▸ Task details:
Using the data below, return every line that holds the word "разделы".

▸ Record excerpts:
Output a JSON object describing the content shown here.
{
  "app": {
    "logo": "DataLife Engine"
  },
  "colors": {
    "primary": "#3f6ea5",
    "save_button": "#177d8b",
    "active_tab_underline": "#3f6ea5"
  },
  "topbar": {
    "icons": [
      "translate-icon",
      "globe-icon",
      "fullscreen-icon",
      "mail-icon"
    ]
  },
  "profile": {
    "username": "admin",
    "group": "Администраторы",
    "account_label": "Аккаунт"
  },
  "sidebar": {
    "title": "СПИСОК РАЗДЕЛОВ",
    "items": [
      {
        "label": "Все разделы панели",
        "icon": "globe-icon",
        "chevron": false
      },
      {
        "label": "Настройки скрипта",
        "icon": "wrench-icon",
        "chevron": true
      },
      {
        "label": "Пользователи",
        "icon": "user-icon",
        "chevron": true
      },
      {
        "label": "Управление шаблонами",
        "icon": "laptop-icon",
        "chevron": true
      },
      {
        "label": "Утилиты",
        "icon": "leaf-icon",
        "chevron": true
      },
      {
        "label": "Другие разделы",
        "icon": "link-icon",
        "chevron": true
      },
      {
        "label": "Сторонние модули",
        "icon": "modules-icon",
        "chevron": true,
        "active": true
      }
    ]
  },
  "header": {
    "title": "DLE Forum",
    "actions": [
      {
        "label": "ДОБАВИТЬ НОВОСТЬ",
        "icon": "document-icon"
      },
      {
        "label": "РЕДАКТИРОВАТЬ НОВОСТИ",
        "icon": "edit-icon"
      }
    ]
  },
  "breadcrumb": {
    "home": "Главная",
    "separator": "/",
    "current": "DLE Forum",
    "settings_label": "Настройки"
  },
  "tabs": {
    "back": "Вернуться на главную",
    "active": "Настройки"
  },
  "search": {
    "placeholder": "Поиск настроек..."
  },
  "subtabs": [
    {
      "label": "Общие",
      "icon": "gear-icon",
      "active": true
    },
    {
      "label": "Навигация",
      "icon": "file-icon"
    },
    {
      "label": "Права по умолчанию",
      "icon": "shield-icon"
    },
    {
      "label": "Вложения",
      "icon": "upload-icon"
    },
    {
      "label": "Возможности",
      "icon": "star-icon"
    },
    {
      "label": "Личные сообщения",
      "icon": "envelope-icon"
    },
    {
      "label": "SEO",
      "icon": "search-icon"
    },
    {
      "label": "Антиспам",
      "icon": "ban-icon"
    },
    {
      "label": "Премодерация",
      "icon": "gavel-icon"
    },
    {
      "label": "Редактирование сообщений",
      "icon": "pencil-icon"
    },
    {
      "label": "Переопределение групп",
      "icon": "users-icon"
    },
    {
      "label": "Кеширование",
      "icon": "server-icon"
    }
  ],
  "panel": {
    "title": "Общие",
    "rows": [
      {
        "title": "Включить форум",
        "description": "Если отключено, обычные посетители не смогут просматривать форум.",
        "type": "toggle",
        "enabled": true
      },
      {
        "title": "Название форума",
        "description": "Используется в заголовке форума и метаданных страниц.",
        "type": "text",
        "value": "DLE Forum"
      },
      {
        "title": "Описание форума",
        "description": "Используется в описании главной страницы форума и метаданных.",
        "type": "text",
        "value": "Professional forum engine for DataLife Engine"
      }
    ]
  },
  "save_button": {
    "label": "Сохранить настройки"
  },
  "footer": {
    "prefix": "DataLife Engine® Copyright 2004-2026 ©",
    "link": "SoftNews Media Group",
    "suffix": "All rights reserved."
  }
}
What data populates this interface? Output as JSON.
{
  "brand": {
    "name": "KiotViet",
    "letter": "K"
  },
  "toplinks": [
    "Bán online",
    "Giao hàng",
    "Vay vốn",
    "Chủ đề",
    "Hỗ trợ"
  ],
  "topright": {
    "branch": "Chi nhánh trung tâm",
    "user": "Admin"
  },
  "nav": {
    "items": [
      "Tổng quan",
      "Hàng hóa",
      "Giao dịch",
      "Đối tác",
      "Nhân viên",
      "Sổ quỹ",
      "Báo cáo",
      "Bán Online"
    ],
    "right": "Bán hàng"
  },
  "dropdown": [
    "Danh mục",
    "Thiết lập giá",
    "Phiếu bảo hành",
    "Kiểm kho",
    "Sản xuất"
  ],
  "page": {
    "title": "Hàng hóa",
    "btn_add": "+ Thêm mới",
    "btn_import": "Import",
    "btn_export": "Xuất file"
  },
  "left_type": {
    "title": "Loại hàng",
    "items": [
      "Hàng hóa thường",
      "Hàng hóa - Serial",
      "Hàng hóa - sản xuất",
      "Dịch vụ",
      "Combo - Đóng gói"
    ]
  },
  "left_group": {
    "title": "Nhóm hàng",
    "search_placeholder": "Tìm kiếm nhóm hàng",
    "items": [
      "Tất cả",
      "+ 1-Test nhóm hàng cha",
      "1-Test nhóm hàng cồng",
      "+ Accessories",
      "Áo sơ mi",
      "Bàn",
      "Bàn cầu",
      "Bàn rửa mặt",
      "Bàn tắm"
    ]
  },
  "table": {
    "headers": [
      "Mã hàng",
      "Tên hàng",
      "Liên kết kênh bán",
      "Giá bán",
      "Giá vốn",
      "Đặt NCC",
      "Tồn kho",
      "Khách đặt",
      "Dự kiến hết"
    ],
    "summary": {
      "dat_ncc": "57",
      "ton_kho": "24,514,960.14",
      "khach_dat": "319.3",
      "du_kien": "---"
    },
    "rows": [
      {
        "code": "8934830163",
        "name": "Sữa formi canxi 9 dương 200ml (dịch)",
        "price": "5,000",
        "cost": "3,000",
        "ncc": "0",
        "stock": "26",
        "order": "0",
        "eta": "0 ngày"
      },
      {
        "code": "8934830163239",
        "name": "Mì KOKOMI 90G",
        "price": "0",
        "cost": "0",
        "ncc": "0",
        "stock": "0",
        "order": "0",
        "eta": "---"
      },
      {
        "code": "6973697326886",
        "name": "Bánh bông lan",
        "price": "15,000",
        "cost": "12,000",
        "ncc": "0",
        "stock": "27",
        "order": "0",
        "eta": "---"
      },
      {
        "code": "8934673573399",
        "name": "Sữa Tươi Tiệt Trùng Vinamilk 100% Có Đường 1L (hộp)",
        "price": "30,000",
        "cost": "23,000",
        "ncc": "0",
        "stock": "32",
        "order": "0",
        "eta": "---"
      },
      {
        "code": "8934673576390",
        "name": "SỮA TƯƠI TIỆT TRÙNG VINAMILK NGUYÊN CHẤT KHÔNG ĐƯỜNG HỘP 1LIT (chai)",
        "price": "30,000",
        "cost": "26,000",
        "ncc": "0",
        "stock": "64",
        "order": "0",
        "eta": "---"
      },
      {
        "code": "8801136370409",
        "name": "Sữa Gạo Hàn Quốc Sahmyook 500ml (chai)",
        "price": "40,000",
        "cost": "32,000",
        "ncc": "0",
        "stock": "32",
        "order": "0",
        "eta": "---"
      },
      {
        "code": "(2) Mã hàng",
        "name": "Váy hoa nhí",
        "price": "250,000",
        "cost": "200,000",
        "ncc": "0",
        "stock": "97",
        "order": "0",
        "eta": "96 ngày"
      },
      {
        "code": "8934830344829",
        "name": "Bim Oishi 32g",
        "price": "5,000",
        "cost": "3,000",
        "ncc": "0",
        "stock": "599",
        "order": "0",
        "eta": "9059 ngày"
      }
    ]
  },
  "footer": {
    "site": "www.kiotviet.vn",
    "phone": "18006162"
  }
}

▸ Exercise output:
        "label": "Все разделы панели",
        "label": "Другие разделы",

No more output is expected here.